"Sor Juana Ines de la Cruz, a seventeenth-century Mexican nun, is one of the most compelling figures of her age. A prolific writer, a learned scholar, and the first woman theologian of the Americas, she was also a defender of the dignity and rights of women in the midst of a fiercely patriarchal culture. In this study, Michelle Gonzalez examines Sor Juana's contributions as a foremother of many currents of contemporary theology. In particular, in joining aesthetics with the quest for truth and justice, her work and witness suggest new avenues for Hispanic, feminist, and other liberation theologies."--BOOK JACKET.Title Summary field provided by Blackwell North America, Inc. All Rights Reserved

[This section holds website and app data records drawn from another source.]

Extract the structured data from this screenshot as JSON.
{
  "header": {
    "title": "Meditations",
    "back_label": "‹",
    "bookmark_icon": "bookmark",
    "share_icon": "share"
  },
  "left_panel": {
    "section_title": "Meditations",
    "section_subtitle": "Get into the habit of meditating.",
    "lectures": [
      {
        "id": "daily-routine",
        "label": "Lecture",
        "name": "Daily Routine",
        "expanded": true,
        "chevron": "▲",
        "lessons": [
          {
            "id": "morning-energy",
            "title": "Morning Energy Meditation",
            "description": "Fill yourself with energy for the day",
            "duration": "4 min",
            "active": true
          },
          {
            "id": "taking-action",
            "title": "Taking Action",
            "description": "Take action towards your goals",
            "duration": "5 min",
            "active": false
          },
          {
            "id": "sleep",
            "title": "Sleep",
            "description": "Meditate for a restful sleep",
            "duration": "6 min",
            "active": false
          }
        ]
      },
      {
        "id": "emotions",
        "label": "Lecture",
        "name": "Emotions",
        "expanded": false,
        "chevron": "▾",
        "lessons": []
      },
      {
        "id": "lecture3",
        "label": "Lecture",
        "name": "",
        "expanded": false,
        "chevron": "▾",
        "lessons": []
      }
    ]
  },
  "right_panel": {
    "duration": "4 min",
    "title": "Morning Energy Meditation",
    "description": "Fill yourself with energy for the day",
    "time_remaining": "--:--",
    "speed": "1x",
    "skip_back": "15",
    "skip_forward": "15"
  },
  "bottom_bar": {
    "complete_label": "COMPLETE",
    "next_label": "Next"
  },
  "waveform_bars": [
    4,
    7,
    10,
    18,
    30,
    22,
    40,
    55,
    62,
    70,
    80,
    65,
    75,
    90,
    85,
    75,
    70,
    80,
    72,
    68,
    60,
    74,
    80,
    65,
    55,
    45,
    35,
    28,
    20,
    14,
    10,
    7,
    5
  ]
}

Sor Juana Inés de la Cruz (1648-1695) wrote poetry, prose, and plays and is considered the greatest of Mexican women writers. She was an intellectual prodigy, reportedly mastering Latin in twenty lessons, and at sixteen she entered a convent so that she might continue her learning. One of the most influential early feminists in the New World, she answered a bishop's criticism in a letter that has become a classic defense of the education of women. She collected a private library of 4,000 volumes, but when she was told that her studies were delaying the progress of her spiritual education, she gave away her books and devoted herself to religious studies. Traditionally, scholars have attributed only one complete play to Sor Juana, but in 1989 Guillermo Schmidhuber discovered a lost play, The Second Celestina, which he proved conclusively to be Sor Juana's earliest comedia, co-authored with Agustin Salazar y Torres. Schmidhuber's critical study is the first dedicated exclusively to the secular plays and the first to confirm Sor Juana's authorship of three dramatic pieces. Combining literary history and criticism, Schmidhuber explores the life and originality of Sor Juana's dramas and helps elucidate her enigmatic genius. Though Sor Juana's work as a poet and intellectual has received increasing attention in the last decade, writing about her has rarely taken into account her role as dramatist. Schmidhuber helps correct this critical imbalance by examining Sor Juana's plays in light of dramatic theory. He finds elements of both mannerist and baroque theater in her work, sometimes both within the same play.